Looking up by Geoffrey George

also see Looking Up (set)

The Detroit Free Press reports that census data shows that 556,000 Michigan homes (19% of all owner-occupied homes in the state – 2% over the national average) have some kind of second loan on them. At the same time, the median value of homes has increased 19% in the last five years (much less than the national average of 32%).

Dana Johnson, chief economist for Comerica said “There’s a widespread trend for people to tap into their equity nationally. Obviously, here there’s less equity to tap as elsewhere … It puts borrowers in a more precarious position.”

And from the “Had just enough to do with the topic to be found in a search” Department, here’s a passage out of Henry Schoolcraft’s memoir:

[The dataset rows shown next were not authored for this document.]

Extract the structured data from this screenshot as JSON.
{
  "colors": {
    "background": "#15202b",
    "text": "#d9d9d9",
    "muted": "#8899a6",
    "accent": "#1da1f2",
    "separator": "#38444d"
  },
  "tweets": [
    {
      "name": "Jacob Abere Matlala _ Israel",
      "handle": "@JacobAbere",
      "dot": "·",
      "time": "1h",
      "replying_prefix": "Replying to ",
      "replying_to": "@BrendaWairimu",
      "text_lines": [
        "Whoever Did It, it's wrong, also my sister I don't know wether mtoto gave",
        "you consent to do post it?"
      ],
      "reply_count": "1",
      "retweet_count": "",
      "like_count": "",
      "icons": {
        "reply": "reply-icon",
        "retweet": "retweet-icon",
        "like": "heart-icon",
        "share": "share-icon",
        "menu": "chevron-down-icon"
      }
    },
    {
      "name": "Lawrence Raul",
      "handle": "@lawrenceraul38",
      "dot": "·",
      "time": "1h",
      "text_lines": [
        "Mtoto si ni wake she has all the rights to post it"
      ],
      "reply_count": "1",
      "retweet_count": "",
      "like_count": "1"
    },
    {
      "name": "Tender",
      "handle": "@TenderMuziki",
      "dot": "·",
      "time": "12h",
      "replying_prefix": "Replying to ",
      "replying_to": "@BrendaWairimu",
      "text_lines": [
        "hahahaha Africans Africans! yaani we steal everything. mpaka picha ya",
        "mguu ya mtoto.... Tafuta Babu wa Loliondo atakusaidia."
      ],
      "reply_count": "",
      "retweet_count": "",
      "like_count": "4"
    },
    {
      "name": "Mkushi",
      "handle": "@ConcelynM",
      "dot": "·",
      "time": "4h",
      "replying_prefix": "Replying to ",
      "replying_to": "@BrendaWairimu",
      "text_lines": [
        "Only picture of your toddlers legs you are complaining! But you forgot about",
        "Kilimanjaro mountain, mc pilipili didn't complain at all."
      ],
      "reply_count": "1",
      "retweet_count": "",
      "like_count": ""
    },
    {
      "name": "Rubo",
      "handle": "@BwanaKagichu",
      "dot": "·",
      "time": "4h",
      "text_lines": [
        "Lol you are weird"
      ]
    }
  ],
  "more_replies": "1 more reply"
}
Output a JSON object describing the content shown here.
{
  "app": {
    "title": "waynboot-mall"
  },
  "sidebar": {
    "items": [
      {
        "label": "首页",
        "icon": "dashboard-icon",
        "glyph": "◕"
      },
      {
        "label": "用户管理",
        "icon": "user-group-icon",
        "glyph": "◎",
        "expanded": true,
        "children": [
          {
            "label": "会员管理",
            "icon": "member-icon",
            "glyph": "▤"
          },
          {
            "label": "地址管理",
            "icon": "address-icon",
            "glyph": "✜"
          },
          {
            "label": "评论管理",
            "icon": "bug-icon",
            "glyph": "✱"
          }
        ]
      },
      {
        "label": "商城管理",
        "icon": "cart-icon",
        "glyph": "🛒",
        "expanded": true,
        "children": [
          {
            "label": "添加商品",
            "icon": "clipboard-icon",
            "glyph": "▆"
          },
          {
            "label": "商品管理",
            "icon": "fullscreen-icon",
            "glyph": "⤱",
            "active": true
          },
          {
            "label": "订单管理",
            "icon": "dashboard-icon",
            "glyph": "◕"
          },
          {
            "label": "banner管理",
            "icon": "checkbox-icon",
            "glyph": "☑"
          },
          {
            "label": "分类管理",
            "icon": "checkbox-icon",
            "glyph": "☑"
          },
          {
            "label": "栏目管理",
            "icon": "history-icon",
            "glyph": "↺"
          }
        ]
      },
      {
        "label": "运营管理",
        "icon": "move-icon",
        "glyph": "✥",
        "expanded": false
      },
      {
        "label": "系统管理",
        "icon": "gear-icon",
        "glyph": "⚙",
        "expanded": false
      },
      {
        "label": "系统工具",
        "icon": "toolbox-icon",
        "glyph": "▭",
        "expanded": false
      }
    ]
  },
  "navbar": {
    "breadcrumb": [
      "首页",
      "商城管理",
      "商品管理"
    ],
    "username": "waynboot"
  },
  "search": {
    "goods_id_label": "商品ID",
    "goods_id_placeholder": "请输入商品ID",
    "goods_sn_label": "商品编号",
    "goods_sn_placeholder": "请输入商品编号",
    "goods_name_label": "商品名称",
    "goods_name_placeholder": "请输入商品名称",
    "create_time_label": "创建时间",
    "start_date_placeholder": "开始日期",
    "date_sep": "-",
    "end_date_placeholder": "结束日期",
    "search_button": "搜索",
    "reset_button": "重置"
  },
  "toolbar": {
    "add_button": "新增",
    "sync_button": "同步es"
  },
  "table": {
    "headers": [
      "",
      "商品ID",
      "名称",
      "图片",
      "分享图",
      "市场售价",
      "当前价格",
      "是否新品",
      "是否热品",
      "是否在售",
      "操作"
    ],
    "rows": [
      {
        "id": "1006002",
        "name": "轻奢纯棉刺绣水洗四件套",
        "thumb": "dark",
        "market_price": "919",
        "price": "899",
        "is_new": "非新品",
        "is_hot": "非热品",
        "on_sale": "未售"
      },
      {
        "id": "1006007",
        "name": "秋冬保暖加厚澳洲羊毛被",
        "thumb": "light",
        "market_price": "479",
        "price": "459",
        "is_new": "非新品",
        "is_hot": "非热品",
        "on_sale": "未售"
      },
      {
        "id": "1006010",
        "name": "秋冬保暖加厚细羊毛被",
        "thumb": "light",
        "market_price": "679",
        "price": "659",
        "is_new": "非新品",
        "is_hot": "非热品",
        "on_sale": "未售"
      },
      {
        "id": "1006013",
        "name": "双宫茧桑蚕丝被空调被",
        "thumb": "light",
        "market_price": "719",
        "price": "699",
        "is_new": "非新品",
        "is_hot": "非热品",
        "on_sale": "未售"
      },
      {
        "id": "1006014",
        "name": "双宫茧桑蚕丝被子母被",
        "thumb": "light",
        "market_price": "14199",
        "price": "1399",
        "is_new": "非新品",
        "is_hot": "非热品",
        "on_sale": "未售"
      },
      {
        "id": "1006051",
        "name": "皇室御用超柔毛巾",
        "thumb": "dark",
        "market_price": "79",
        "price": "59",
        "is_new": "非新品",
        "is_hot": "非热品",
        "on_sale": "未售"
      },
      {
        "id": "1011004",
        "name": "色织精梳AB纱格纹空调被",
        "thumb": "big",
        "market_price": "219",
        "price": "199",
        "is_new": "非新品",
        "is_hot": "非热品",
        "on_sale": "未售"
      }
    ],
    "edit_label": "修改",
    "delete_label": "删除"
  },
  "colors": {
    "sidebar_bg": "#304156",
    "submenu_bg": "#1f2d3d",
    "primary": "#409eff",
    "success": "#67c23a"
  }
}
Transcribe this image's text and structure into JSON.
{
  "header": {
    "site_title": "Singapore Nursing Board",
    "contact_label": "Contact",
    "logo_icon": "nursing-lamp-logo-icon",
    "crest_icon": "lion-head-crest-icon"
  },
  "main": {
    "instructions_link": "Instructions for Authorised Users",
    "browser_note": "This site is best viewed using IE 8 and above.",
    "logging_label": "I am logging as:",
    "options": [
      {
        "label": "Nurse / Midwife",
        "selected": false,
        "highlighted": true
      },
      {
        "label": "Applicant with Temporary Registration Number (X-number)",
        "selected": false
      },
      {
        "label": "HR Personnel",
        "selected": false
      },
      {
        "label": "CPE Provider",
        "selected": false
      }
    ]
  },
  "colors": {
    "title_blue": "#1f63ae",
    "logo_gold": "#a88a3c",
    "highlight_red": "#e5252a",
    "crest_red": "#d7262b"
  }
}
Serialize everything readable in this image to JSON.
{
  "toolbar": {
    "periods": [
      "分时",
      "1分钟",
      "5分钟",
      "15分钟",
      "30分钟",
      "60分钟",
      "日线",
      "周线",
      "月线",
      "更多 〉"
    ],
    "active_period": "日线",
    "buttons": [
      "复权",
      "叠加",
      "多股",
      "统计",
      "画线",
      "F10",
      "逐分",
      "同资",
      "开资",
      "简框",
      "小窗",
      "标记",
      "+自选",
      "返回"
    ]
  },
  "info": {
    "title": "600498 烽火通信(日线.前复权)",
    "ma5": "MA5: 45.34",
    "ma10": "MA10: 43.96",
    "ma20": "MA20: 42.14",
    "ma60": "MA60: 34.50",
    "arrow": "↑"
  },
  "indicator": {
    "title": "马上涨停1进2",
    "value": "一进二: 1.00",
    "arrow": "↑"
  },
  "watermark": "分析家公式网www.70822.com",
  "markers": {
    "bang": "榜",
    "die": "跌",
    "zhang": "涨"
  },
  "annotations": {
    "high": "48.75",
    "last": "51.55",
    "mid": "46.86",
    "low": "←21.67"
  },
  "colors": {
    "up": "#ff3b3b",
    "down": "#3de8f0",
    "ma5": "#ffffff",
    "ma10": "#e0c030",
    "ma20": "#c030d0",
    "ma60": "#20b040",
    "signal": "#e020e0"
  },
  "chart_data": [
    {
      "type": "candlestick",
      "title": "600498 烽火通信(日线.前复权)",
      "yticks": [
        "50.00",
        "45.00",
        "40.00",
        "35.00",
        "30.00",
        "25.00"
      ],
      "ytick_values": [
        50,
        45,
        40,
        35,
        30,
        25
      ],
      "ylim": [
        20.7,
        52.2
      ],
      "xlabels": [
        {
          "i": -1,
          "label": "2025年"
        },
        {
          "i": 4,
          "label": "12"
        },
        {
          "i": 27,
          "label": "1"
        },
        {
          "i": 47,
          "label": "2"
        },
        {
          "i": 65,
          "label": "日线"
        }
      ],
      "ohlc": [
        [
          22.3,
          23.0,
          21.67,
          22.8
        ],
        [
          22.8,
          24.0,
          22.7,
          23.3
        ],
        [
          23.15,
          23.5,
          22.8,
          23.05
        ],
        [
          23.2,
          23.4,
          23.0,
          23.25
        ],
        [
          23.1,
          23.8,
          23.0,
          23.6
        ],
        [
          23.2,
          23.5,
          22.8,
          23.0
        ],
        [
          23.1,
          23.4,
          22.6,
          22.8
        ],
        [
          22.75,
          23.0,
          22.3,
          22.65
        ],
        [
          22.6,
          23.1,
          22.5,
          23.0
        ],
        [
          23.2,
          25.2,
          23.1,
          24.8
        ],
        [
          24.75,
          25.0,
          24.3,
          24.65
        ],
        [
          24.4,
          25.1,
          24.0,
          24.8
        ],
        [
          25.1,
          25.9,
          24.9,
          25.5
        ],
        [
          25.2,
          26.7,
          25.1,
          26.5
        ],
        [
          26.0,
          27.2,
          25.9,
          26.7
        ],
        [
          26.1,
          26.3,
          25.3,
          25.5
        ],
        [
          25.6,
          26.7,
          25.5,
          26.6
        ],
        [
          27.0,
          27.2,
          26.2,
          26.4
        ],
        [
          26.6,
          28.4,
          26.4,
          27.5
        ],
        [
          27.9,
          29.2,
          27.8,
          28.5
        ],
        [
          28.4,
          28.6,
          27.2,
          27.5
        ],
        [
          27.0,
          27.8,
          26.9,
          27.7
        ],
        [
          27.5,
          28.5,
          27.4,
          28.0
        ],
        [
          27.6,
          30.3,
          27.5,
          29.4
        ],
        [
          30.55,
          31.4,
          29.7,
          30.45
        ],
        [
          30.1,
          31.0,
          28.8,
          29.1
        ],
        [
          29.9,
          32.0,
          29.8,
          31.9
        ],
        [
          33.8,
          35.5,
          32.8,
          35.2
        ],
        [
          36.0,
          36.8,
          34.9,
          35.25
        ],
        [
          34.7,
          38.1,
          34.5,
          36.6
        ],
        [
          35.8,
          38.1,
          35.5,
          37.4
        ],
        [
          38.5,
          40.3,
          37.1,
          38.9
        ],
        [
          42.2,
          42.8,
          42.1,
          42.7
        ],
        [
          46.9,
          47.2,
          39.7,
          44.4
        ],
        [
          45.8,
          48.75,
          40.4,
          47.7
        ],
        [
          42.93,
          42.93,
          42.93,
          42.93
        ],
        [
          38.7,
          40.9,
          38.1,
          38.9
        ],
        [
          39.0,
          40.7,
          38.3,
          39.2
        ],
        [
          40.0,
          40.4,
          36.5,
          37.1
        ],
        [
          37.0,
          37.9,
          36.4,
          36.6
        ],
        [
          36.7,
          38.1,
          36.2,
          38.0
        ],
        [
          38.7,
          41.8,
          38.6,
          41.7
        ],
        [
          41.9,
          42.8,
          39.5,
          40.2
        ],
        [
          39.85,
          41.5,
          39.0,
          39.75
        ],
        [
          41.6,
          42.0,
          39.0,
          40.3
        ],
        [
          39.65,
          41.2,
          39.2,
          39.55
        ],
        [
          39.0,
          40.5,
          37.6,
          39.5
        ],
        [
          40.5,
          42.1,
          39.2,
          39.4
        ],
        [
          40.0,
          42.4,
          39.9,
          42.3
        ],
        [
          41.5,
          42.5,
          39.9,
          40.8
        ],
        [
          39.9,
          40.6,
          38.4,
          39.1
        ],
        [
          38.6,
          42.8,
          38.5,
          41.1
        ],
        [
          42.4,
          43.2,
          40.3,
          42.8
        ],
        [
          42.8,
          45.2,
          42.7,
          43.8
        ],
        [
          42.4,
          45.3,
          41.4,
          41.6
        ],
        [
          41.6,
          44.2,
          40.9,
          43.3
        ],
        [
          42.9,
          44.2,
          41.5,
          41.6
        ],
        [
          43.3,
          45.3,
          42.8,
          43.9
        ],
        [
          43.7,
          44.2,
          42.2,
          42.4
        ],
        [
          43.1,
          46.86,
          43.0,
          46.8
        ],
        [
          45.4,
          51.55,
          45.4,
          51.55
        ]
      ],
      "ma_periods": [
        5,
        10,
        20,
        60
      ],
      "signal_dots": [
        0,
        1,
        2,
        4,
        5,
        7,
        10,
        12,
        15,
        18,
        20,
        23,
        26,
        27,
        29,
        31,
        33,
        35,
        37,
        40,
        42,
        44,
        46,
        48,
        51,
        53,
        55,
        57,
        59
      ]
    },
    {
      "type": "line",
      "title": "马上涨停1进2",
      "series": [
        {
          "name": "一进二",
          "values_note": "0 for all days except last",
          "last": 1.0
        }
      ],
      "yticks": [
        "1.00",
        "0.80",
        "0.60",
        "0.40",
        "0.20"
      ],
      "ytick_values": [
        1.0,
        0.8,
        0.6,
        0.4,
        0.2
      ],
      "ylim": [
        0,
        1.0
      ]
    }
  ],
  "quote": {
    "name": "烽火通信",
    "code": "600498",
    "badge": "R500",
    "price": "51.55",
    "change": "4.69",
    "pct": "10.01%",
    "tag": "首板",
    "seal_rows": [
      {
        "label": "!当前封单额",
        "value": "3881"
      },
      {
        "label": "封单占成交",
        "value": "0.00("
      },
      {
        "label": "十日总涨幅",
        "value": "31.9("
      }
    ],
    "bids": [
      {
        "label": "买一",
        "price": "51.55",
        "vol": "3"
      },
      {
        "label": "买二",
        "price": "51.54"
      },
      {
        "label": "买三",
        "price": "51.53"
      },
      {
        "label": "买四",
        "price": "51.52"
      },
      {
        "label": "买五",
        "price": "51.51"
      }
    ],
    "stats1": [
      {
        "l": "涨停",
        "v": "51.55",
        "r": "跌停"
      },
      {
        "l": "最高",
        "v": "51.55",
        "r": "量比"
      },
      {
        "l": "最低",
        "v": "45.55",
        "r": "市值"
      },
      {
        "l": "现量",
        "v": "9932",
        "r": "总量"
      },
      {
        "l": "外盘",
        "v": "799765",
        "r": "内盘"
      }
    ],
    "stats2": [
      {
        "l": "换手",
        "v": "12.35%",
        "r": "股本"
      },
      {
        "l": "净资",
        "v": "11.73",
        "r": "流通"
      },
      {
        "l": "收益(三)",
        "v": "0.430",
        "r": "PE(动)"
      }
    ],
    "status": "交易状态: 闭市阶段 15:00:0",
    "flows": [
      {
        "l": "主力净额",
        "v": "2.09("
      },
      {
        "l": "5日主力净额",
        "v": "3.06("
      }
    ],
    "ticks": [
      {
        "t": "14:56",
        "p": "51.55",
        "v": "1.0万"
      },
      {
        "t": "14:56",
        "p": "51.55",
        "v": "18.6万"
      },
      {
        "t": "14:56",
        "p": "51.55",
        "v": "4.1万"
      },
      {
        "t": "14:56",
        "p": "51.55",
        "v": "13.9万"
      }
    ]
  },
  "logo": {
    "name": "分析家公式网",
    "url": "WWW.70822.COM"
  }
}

The plethora of success which has animated every department of life and business, puffing them up like gas in a balloon, since about ’35 has departed and left the fiscal system perfectly flaccid and lifeless. The rage for speculation in real estate has absorbed all loose cash, and the country is now groaning for its fast-locked circulating medium. A friend at Detroit writes: “With fifty thousand dollars of productive real estate in the city, and as much more in stocks and mortgages, I am absolutely in want of small sums to pay my current expenses, and to rid myself of the mortification produced by this feeling I am prepared to make, almost any sacrifice.”